Visit Blog Village and vote daily for this blog They are now measuring the rankings by votes out, so if you find my blog on the site, please click that link too to improve my rankings. TY


  1. I love it. No one is going to get a baby his watch! So funny. I think its funny how even when they are older and we think we know what they will do, they can still surprise us.

  2. I loved hearing about Tango. I know he had a ruff start, is nice to hear he is doing okay.

  3. It was a scary situation that turned out well. And I think he is definitely faking the whole grumpy thing. He obviously takes his job seriously, just won't give you the satisfaction of knowing how much he enjoys his job. They never cease to amaze me, it really makes you wonder what goes on in their heads sometimes.

  4. Our crabby old one is a mare. Nearing 30 and not much slows her down. Just when you think you have them figured out, they throw you for a loop.

    Gotta love those older horses. They definitely demand your respect!

  5. Tango has totally charmed everyone on your farm, hasn't he?

  6. Funny old Booger! He has a job , that he clearly takes very seriously! Not as tough as he makes himself out to be.Not surprised that it is Tango , that brought out his protective instincts ,I have never met that colt but I suspect ghe has soemthing special about him (how could he not?)

  7. Nicole, he was definitely pretty clear about that. I thought it was funny too......after it was over. At the time it was a little scary.

    Tango is coming along. There will be another post about him.

    Arlene, I think he's faking the grumpy thing too. It's a good thing the geldings have never figured that out though. They're probably terrorize him.

    CNJ, I think you're right about those older horses. They are worth their weight in gold.

    laura, well he's charmed all the humans for sure but he's not met all of the horses. The horses he does know think he's pretty special.

    fern, yupe a job he takes quite seriously. I expected him to be good company but watchdog, not so much. I think you're probably right about Tango. He sure carries himself like he's something special.

  8. How wonderful that Dandy really does love his job!
    Glad that everyone made it out unscathed. (not sure I spelled that right)

  9. Awww, what a sweet (and scary!) story! I love grumpy geldings - they're usually fakers.

  10. I don't think we've ever had a gelding protect a youngster like that, but I did have a similar terrifying experience when Frosty was a baby.

    I had several horses in a large pen and was bringing Queenie and Frosty into the barn, through that pen. I had fed everyone and figured they would pay no mind to the mare and foal coming through. There was quite a bit of distance between where I had fed them and the gates. I was almost to the barn, leading Queen, when an Appy gelding I had, looked up and charged the mare and foal. I couldn't do anything but let the mare go, so she could try to protect her foal. They took off for the pasture gate, which was closed, with the gelding in hot pursuit. Just as quickly, my Woofer mare took off after that Appy and attacked him as viciously as I have ever seen one horse attack another.
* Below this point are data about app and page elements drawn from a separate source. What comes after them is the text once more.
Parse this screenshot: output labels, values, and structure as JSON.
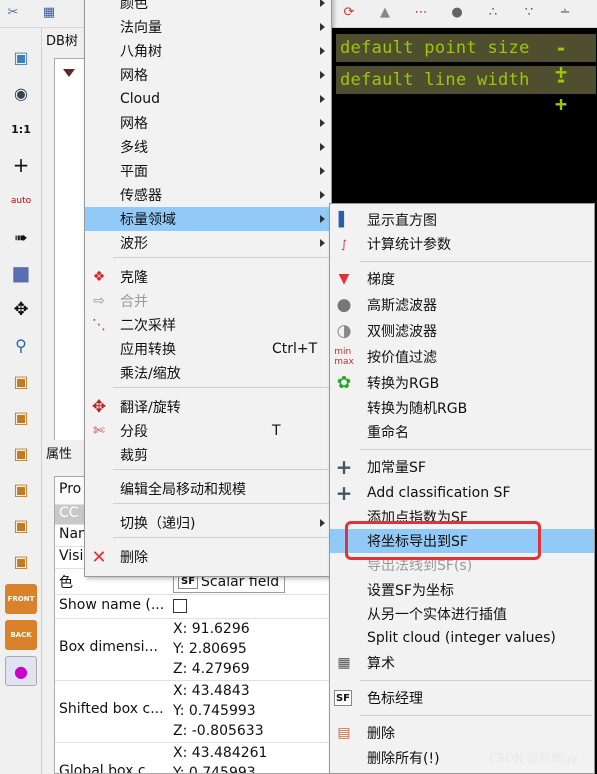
{
  "app": {
    "db_panel_title": "DB树",
    "properties_panel_title": "属性",
    "gl_overlay": [
      "default point size",
      "default line width"
    ],
    "gl_overlay_buttons": "- +"
  },
  "properties": {
    "header": "Pro",
    "rows": [
      {
        "key": "CC",
        "value": ""
      },
      {
        "key": "Nam",
        "value": ""
      },
      {
        "key": "Visi",
        "value": ""
      },
      {
        "key": "色",
        "value": "Scalar field",
        "badge": "SF"
      },
      {
        "key": "Show name (...",
        "value": ""
      },
      {
        "key": "Box dimensi...",
        "value": "X: 91.6296\nY: 2.80695\nZ: 4.27969"
      },
      {
        "key": "Shifted box c...",
        "value": "X: 43.4843\nY: 0.745993\nZ: -0.805633"
      },
      {
        "key": "Global box c...",
        "value": "X: 43.484261\nY: 0.745993"
      }
    ]
  },
  "main_menu": {
    "items": [
      {
        "label": "颜色",
        "submenu": true
      },
      {
        "label": "法向量",
        "submenu": true
      },
      {
        "label": "八角树",
        "submenu": true
      },
      {
        "label": "网格",
        "submenu": true
      },
      {
        "label": "Cloud",
        "submenu": true
      },
      {
        "label": "网格",
        "submenu": true
      },
      {
        "label": "多线",
        "submenu": true
      },
      {
        "label": "平面",
        "submenu": true
      },
      {
        "label": "传感器",
        "submenu": true
      },
      {
        "label": "标量领域",
        "submenu": true,
        "highlight": true
      },
      {
        "label": "波形",
        "submenu": true
      },
      {
        "label": "克隆",
        "icon": "clone-icon"
      },
      {
        "label": "合并",
        "icon": "merge-icon",
        "disabled": true
      },
      {
        "label": "二次采样",
        "icon": "subsample-icon"
      },
      {
        "label": "应用转换",
        "shortcut": "Ctrl+T"
      },
      {
        "label": "乘法/缩放"
      },
      {
        "label": "翻译/旋转",
        "icon": "translate-rotate-icon"
      },
      {
        "label": "分段",
        "icon": "scissors-icon",
        "shortcut": "T"
      },
      {
        "label": "裁剪"
      },
      {
        "label": "编辑全局移动和规模"
      },
      {
        "label": "切换（递归)",
        "submenu": true
      },
      {
        "label": "删除",
        "icon": "delete-x-icon"
      }
    ]
  },
  "sf_submenu": {
    "items": [
      {
        "label": "显示直方图",
        "icon": "histogram-icon"
      },
      {
        "label": "计算统计参数",
        "icon": "statistics-icon"
      },
      {
        "label": "梯度",
        "icon": "gradient-icon"
      },
      {
        "label": "高斯滤波器",
        "icon": "gaussian-filter-icon"
      },
      {
        "label": "双侧滤波器",
        "icon": "bilateral-filter-icon"
      },
      {
        "label": "按价值过滤",
        "icon": "filter-by-value-icon"
      },
      {
        "label": "转换为RGB",
        "icon": "rgb-icon"
      },
      {
        "label": "转换为随机RGB"
      },
      {
        "label": "重命名"
      },
      {
        "label": "加常量SF",
        "icon": "plus-icon"
      },
      {
        "label": "Add classification SF",
        "icon": "plus-icon"
      },
      {
        "label": "添加点指数为SF"
      },
      {
        "label": "将坐标导出到SF",
        "highlight": true
      },
      {
        "label": "导出法线到SF(s)",
        "disabled": true
      },
      {
        "label": "设置SF为坐标"
      },
      {
        "label": "从另一个实体进行插值"
      },
      {
        "label": "Split cloud (integer values)"
      },
      {
        "label": "算术",
        "icon": "calculator-icon"
      },
      {
        "label": "色标经理",
        "icon": "sf-color-scale-icon"
      },
      {
        "label": "删除",
        "icon": "delete-sf-icon"
      },
      {
        "label": "删除所有(!)"
      }
    ]
  },
  "watermark": "CSDN @秋雨qy",
  "colors": {
    "highlight": "#91c9f7",
    "gl_text": "#9ec700",
    "callout": "#e03434"
  }
}
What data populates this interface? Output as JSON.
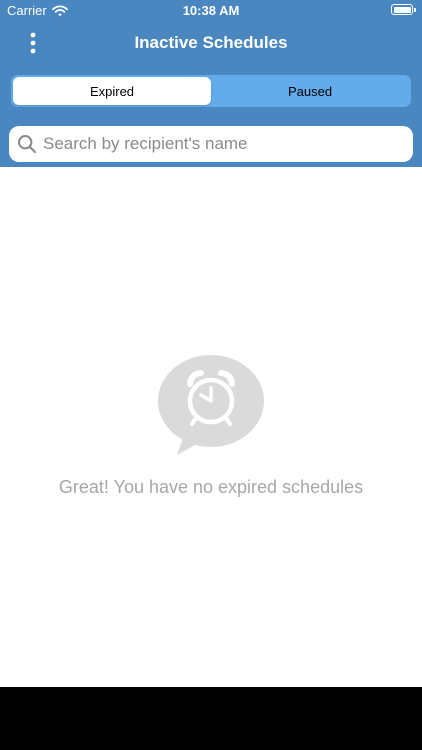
{
  "status_bar": {
    "carrier": "Carrier",
    "time": "10:38 AM"
  },
  "header": {
    "title": "Inactive Schedules",
    "menu_icon": "more-vertical-icon"
  },
  "tabs": [
    {
      "label": "Expired",
      "selected": true
    },
    {
      "label": "Paused",
      "selected": false
    }
  ],
  "search": {
    "placeholder": "Search by recipient's name",
    "value": "",
    "icon": "search-icon"
  },
  "empty_state": {
    "icon": "alarm-clock-bubble-icon",
    "message": "Great! You have no expired schedules"
  },
  "colors": {
    "header_bg": "#4a87c0",
    "segment_bg": "#62acec",
    "empty_icon": "#dadada",
    "empty_text": "#a7a7a7"
  }
}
She drove him straight through the fence on the far side of the corral and then stood there guarding against him coming back in. While the Appy was flipping through one side of the corral fence, Frosty had hit and flipped through the other side. I had 2 mares freaking out on the inside of the corral, a baby on the outside freaking out and a now terrified gelding heading for the road. It was a mess. Of course, I headed for Frosty and Queenie first. The only thing I could do was open the gate for her to let her next to her baby and make sure he was not injured. He was fine. The gelding on the other hand had some pretty severe bite marks on him and was cut to hell. Woofer never did let him back in the herd after that. She mothered up to Queen and Frosty and let no one near them...ever. Queen never had to worry about her baby because Woofer never let her guard down.

    Things like that happen so quickly, it takes longer to tell the story than it happened in real life. But boy...did I learn a lesson.

  11. I have a soft spot for EPM horses. Dandy sounds like quite the character.